PROBLEM DETAILS »
Please return each entry exactly as it appears, but not the pictures.

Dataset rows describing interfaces
= = =
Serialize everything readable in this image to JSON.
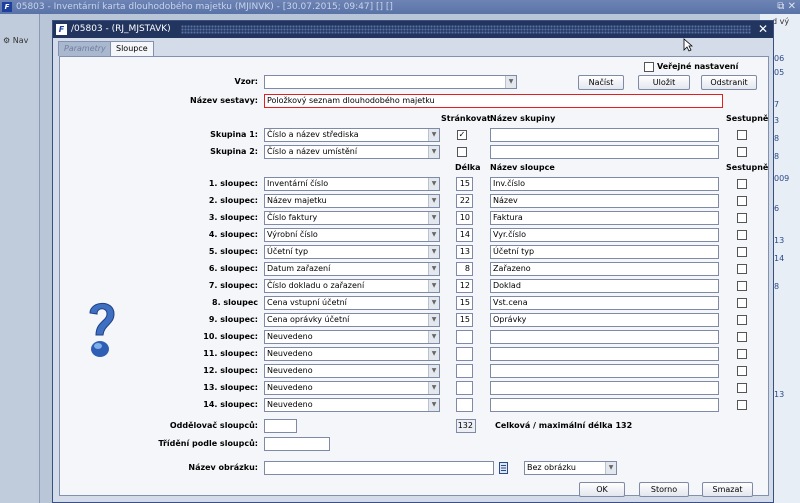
{
  "background": {
    "window_title": "05803 - Inventární karta dlouhodobého majetku (MJINVK) - [30.07.2015; 09:47] [] []",
    "nav_label": "Nav",
    "right_header": "d vý",
    "right_cells": [
      "06",
      "05",
      "7",
      "3",
      "8",
      "8",
      "009",
      "6",
      "13",
      "14",
      "8",
      "13"
    ]
  },
  "dialog": {
    "title": "/05803 - (RJ_MJSTAVK)",
    "tabs": [
      "Parametry",
      "Sloupce"
    ],
    "verejne_label": "Veřejné nastavení",
    "vzor_label": "Vzor:",
    "vzor_value": "",
    "buttons": {
      "nacist": "Načíst",
      "ulozit": "Uložit",
      "odstranit": "Odstranit",
      "ok": "OK",
      "storno": "Storno",
      "smazat": "Smazat"
    },
    "nazev_sestavy_label": "Název sestavy:",
    "nazev_sestavy_value": "Položkový seznam dlouhodobého majetku",
    "headers": {
      "strankovat": "Stránkovat",
      "nazev_skupiny": "Název skupiny",
      "sestupne": "Sestupně",
      "delka": "Délka",
      "nazev_sloupce": "Název sloupce",
      "sestupne2": "Sestupně"
    },
    "groups": [
      {
        "label": "Skupina 1:",
        "value": "Číslo a název střediska",
        "strankovat": true,
        "nazev": "",
        "sestupne": false
      },
      {
        "label": "Skupina 2:",
        "value": "Číslo a název umístění",
        "strankovat": false,
        "nazev": "",
        "sestupne": false
      }
    ],
    "columns": [
      {
        "label": "1. sloupec:",
        "value": "Inventární číslo",
        "delka": "15",
        "nazev": "Inv.číslo"
      },
      {
        "label": "2. sloupec:",
        "value": "Název majetku",
        "delka": "22",
        "nazev": "Název"
      },
      {
        "label": "3. sloupec:",
        "value": "Číslo faktury",
        "delka": "10",
        "nazev": "Faktura"
      },
      {
        "label": "4. sloupec:",
        "value": "Výrobní číslo",
        "delka": "14",
        "nazev": "Vyr.číslo"
      },
      {
        "label": "5. sloupec:",
        "value": "Účetní typ",
        "delka": "13",
        "nazev": "Účetní typ"
      },
      {
        "label": "6. sloupec:",
        "value": "Datum zařazení",
        "delka": "8",
        "nazev": "Zařazeno"
      },
      {
        "label": "7. sloupec:",
        "value": "Číslo dokladu o zařazení",
        "delka": "12",
        "nazev": "Doklad"
      },
      {
        "label": "8. sloupec",
        "value": "Cena vstupní účetní",
        "delka": "15",
        "nazev": "Vst.cena"
      },
      {
        "label": "9. sloupec:",
        "value": "Cena oprávky účetní",
        "delka": "15",
        "nazev": "Oprávky"
      },
      {
        "label": "10. sloupec:",
        "value": "Neuvedeno",
        "delka": "",
        "nazev": ""
      },
      {
        "label": "11. sloupec:",
        "value": "Neuvedeno",
        "delka": "",
        "nazev": ""
      },
      {
        "label": "12. sloupec:",
        "value": "Neuvedeno",
        "delka": "",
        "nazev": ""
      },
      {
        "label": "13. sloupec:",
        "value": "Neuvedeno",
        "delka": "",
        "nazev": ""
      },
      {
        "label": "14. sloupec:",
        "value": "Neuvedeno",
        "delka": "",
        "nazev": ""
      }
    ],
    "oddelovac_label": "Oddělovač sloupců:",
    "oddelovac_value": "",
    "total_value": "132",
    "total_label": "Celková / maximální délka 132",
    "trideni_label": "Třídění podle sloupců:",
    "trideni_value": "",
    "nazev_obrazku_label": "Název obrázku:",
    "nazev_obrazku_value": "",
    "obrazek_option": "Bez obrázku"
  }
}
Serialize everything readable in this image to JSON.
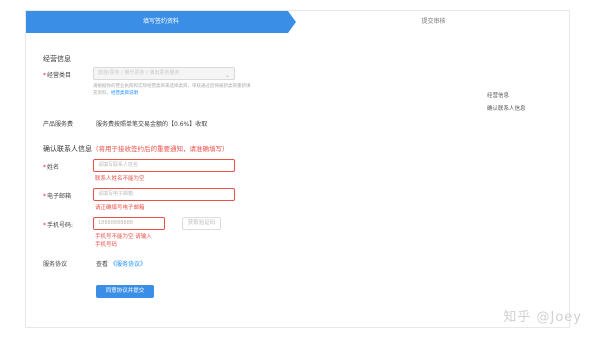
{
  "steps": {
    "active": "填写签约资料",
    "next": "提交审核"
  },
  "business": {
    "section_title": "经营信息",
    "category_label": "经营类目",
    "category_placeholder": "旅游/票务 / 娱乐票务 / 演出票务服务",
    "hint_text": "请根据你的营业执照和实际经营类目来选择类目，审核通过后将被新类目重新填充资料，",
    "hint_link": "经营类目说明",
    "service_fee_label": "产品服务费",
    "service_fee_value": "服务费按照单笔交易金额的【0.6%】收取"
  },
  "contact": {
    "section_title": "确认联系人信息",
    "section_note": "（将用于接收签约后的重要通知，请准确填写）",
    "name_label": "姓名",
    "name_placeholder": "请填写联系人姓名",
    "name_error": "联系人姓名不能为空",
    "email_label": "电子邮箱",
    "email_placeholder": "请填写电子邮箱",
    "email_error": "请正确填写电子邮箱",
    "phone_label": "手机号码:",
    "phone_value": "18888888888",
    "sms_button": "获取验证码",
    "phone_error_line1": "手机号不能为空 请输入",
    "phone_error_line2": "手机号码"
  },
  "agreement": {
    "label": "服务协议",
    "prefix": "查看",
    "link": "《服务协议》",
    "submit_button": "同意协议并提交"
  },
  "side_nav": {
    "items": [
      "经营信息",
      "确认联系人信息"
    ]
  },
  "watermark": "知乎 @Joey",
  "colors": {
    "primary": "#3a8ee6",
    "error": "#e9504a",
    "link": "#1890ff"
  }
}
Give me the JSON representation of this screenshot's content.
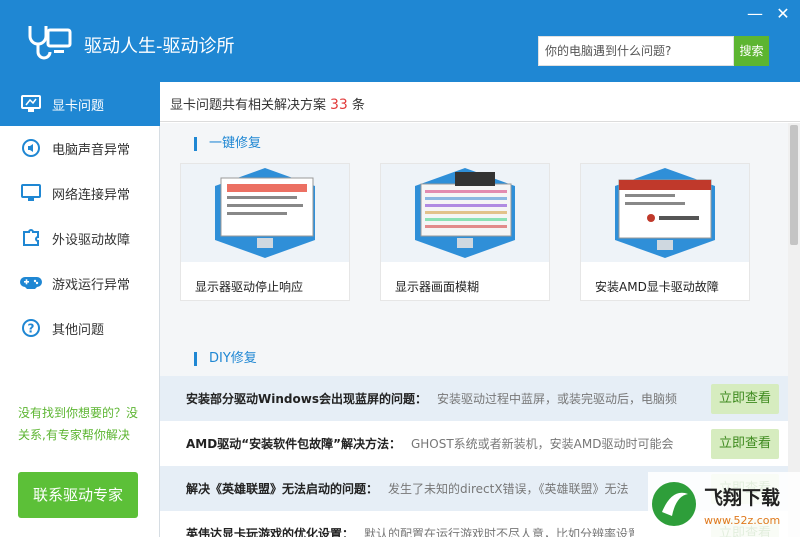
{
  "app": {
    "title": "驱动人生-驱动诊所",
    "minimize": "—",
    "close": "✕"
  },
  "search": {
    "placeholder": "你的电脑遇到什么问题?",
    "button": "搜索"
  },
  "sidebar": {
    "items": [
      {
        "label": "显卡问题",
        "icon": "display-card-icon",
        "active": true
      },
      {
        "label": "电脑声音异常",
        "icon": "speaker-icon"
      },
      {
        "label": "网络连接异常",
        "icon": "monitor-network-icon"
      },
      {
        "label": "外设驱动故障",
        "icon": "puzzle-icon"
      },
      {
        "label": "游戏运行异常",
        "icon": "gamepad-icon"
      },
      {
        "label": "其他问题",
        "icon": "question-icon"
      }
    ],
    "help": "没有找到你想要的？没关系,有专家帮你解决",
    "contact": "联系驱动专家"
  },
  "summary": {
    "prefix": "显卡问题共有相关解决方案",
    "count": "33",
    "suffix": "条"
  },
  "quickfix": {
    "title": "一键修复",
    "cards": [
      {
        "caption": "显示器驱动停止响应"
      },
      {
        "caption": "显示器画面模糊"
      },
      {
        "caption": "安装AMD显卡驱动故障"
      }
    ]
  },
  "diy": {
    "title": "DIY修复",
    "view_label": "立即查看",
    "rows": [
      {
        "title": "安装部分驱动Windows会出现蓝屏的问题：",
        "desc": "安装驱动过程中蓝屏，或装完驱动后，电脑频"
      },
      {
        "title": "AMD驱动“安装软件包故障”解决方法：",
        "desc": "GHOST系统或者新装机，安装AMD驱动时可能会"
      },
      {
        "title": "解决《英雄联盟》无法启动的问题：",
        "desc": "发生了未知的directX错误，《英雄联盟》无法"
      },
      {
        "title": "英伟达显卡玩游戏的优化设置：",
        "desc": "默认的配置在运行游戏时不尽人意，比如分辨率设置不到位"
      }
    ]
  },
  "watermark": {
    "text": "飞翔下载",
    "url": "www.52z.com"
  },
  "colors": {
    "brand": "#1f87d3",
    "green": "#5cb531",
    "count_red": "#e13a3a"
  }
}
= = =
TASK SOLUTION »
Serialize everything readable in this image to JSON.
{
  "background": {
    "window_title": "05803 - Inventární karta dlouhodobého majetku (MJINVK) - [30.07.2015; 09:47] [] []",
    "nav_label": "Nav",
    "right_header": "d vý",
    "right_cells": [
      "06",
      "05",
      "7",
      "3",
      "8",
      "8",
      "009",
      "6",
      "13",
      "14",
      "8",
      "13"
    ]
  },
  "dialog": {
    "title": "/05803 - (RJ_MJSTAVK)",
    "tabs": [
      "Parametry",
      "Sloupce"
    ],
    "verejne_label": "Veřejné nastavení",
    "vzor_label": "Vzor:",
    "vzor_value": "",
    "buttons": {
      "nacist": "Načíst",
      "ulozit": "Uložit",
      "odstranit": "Odstranit",
      "ok": "OK",
      "storno": "Storno",
      "smazat": "Smazat"
    },
    "nazev_sestavy_label": "Název sestavy:",
    "nazev_sestavy_value": "Položkový seznam dlouhodobého majetku",
    "headers": {
      "strankovat": "Stránkovat",
      "nazev_skupiny": "Název skupiny",
      "sestupne": "Sestupně",
      "delka": "Délka",
      "nazev_sloupce": "Název sloupce",
      "sestupne2": "Sestupně"
    },
    "groups": [
      {
        "label": "Skupina 1:",
        "value": "Číslo a název střediska",
        "strankovat": true,
        "nazev": "",
        "sestupne": false
      },
      {
        "label": "Skupina 2:",
        "value": "Číslo a název umístění",
        "strankovat": false,
        "nazev": "",
        "sestupne": false
      }
    ],
    "columns": [
      {
        "label": "1. sloupec:",
        "value": "Inventární číslo",
        "delka": "15",
        "nazev": "Inv.číslo"
      },
      {
        "label": "2. sloupec:",
        "value": "Název majetku",
        "delka": "22",
        "nazev": "Název"
      },
      {
        "label": "3. sloupec:",
        "value": "Číslo faktury",
        "delka": "10",
        "nazev": "Faktura"
      },
      {
        "label": "4. sloupec:",
        "value": "Výrobní číslo",
        "delka": "14",
        "nazev": "Vyr.číslo"
      },
      {
        "label": "5. sloupec:",
        "value": "Účetní typ",
        "delka": "13",
        "nazev": "Účetní typ"
      },
      {
        "label": "6. sloupec:",
        "value": "Datum zařazení",
        "delka": "8",
        "nazev": "Zařazeno"
      },
      {
        "label": "7. sloupec:",
        "value": "Číslo dokladu o zařazení",
        "delka": "12",
        "nazev": "Doklad"
      },
      {
        "label": "8. sloupec",
        "value": "Cena vstupní účetní",
        "delka": "15",
        "nazev": "Vst.cena"
      },
      {
        "label": "9. sloupec:",
        "value": "Cena oprávky účetní",
        "delka": "15",
        "nazev": "Oprávky"
      },
      {
        "label": "10. sloupec:",
        "value": "Neuvedeno",
        "delka": "",
        "nazev": ""
      },
      {
        "label": "11. sloupec:",
        "value": "Neuvedeno",
        "delka": "",
        "nazev": ""
      },
      {
        "label": "12. sloupec:",
        "value": "Neuvedeno",
        "delka": "",
        "nazev": ""
      },
      {
        "label": "13. sloupec:",
        "value": "Neuvedeno",
        "delka": "",
        "nazev": ""
      },
      {
        "label": "14. sloupec:",
        "value": "Neuvedeno",
        "delka": "",
        "nazev": ""
      }
    ],
    "oddelovac_label": "Oddělovač sloupců:",
    "oddelovac_value": "",
    "total_value": "132",
    "total_label": "Celková / maximální délka 132",
    "trideni_label": "Třídění podle sloupců:",
    "trideni_value": "",
    "nazev_obrazku_label": "Název obrázku:",
    "nazev_obrazku_value": "",
    "obrazek_option": "Bez obrázku"
  }
}
Serialize everything readable in this image to JSON.
{
  "steps": {
    "active": "填写签约资料",
    "next": "提交审核"
  },
  "business": {
    "section_title": "经营信息",
    "category_label": "经营类目",
    "category_placeholder": "旅游/票务 / 娱乐票务 / 演出票务服务",
    "hint_text": "请根据你的营业执照和实际经营类目来选择类目，审核通过后将被新类目重新填充资料，",
    "hint_link": "经营类目说明",
    "service_fee_label": "产品服务费",
    "service_fee_value": "服务费按照单笔交易金额的【0.6%】收取"
  },
  "contact": {
    "section_title": "确认联系人信息",
    "section_note": "（将用于接收签约后的重要通知，请准确填写）",
    "name_label": "姓名",
    "name_placeholder": "请填写联系人姓名",
    "name_error": "联系人姓名不能为空",
    "email_label": "电子邮箱",
    "email_placeholder": "请填写电子邮箱",
    "email_error": "请正确填写电子邮箱",
    "phone_label": "手机号码:",
    "phone_value": "18888888888",
    "sms_button": "获取验证码",
    "phone_error_line1": "手机号不能为空 请输入",
    "phone_error_line2": "手机号码"
  },
  "agreement": {
    "label": "服务协议",
    "prefix": "查看",
    "link": "《服务协议》",
    "submit_button": "同意协议并提交"
  },
  "side_nav": {
    "items": [
      "经营信息",
      "确认联系人信息"
    ]
  },
  "watermark": "知乎 @Joey",
  "colors": {
    "primary": "#3a8ee6",
    "error": "#e9504a",
    "link": "#1890ff"
  }
}
Give me the JSON representation of this screenshot's content.
{
  "app": {
    "title": "驱动人生-驱动诊所",
    "minimize": "—",
    "close": "✕"
  },
  "search": {
    "placeholder": "你的电脑遇到什么问题?",
    "button": "搜索"
  },
  "sidebar": {
    "items": [
      {
        "label": "显卡问题",
        "icon": "display-card-icon",
        "active": true
      },
      {
        "label": "电脑声音异常",
        "icon": "speaker-icon"
      },
      {
        "label": "网络连接异常",
        "icon": "monitor-network-icon"
      },
      {
        "label": "外设驱动故障",
        "icon": "puzzle-icon"
      },
      {
        "label": "游戏运行异常",
        "icon": "gamepad-icon"
      },
      {
        "label": "其他问题",
        "icon": "question-icon"
      }
    ],
    "help": "没有找到你想要的？没关系,有专家帮你解决",
    "contact": "联系驱动专家"
  },
  "summary": {
    "prefix": "显卡问题共有相关解决方案",
    "count": "33",
    "suffix": "条"
  },
  "quickfix": {
    "title": "一键修复",
    "cards": [
      {
        "caption": "显示器驱动停止响应"
      },
      {
        "caption": "显示器画面模糊"
      },
      {
        "caption": "安装AMD显卡驱动故障"
      }
    ]
  },
  "diy": {
    "title": "DIY修复",
    "view_label": "立即查看",
    "rows": [
      {
        "title": "安装部分驱动Windows会出现蓝屏的问题：",
        "desc": "安装驱动过程中蓝屏，或装完驱动后，电脑频"
      },
      {
        "title": "AMD驱动“安装软件包故障”解决方法：",
        "desc": "GHOST系统或者新装机，安装AMD驱动时可能会"
      },
      {
        "title": "解决《英雄联盟》无法启动的问题：",
        "desc": "发生了未知的directX错误，《英雄联盟》无法"
      },
      {
        "title": "英伟达显卡玩游戏的优化设置：",
        "desc": "默认的配置在运行游戏时不尽人意，比如分辨率设置不到位"
      }
    ]
  },
  "watermark": {
    "text": "飞翔下载",
    "url": "www.52z.com"
  },
  "colors": {
    "brand": "#1f87d3",
    "green": "#5cb531",
    "count_red": "#e13a3a"
  }
}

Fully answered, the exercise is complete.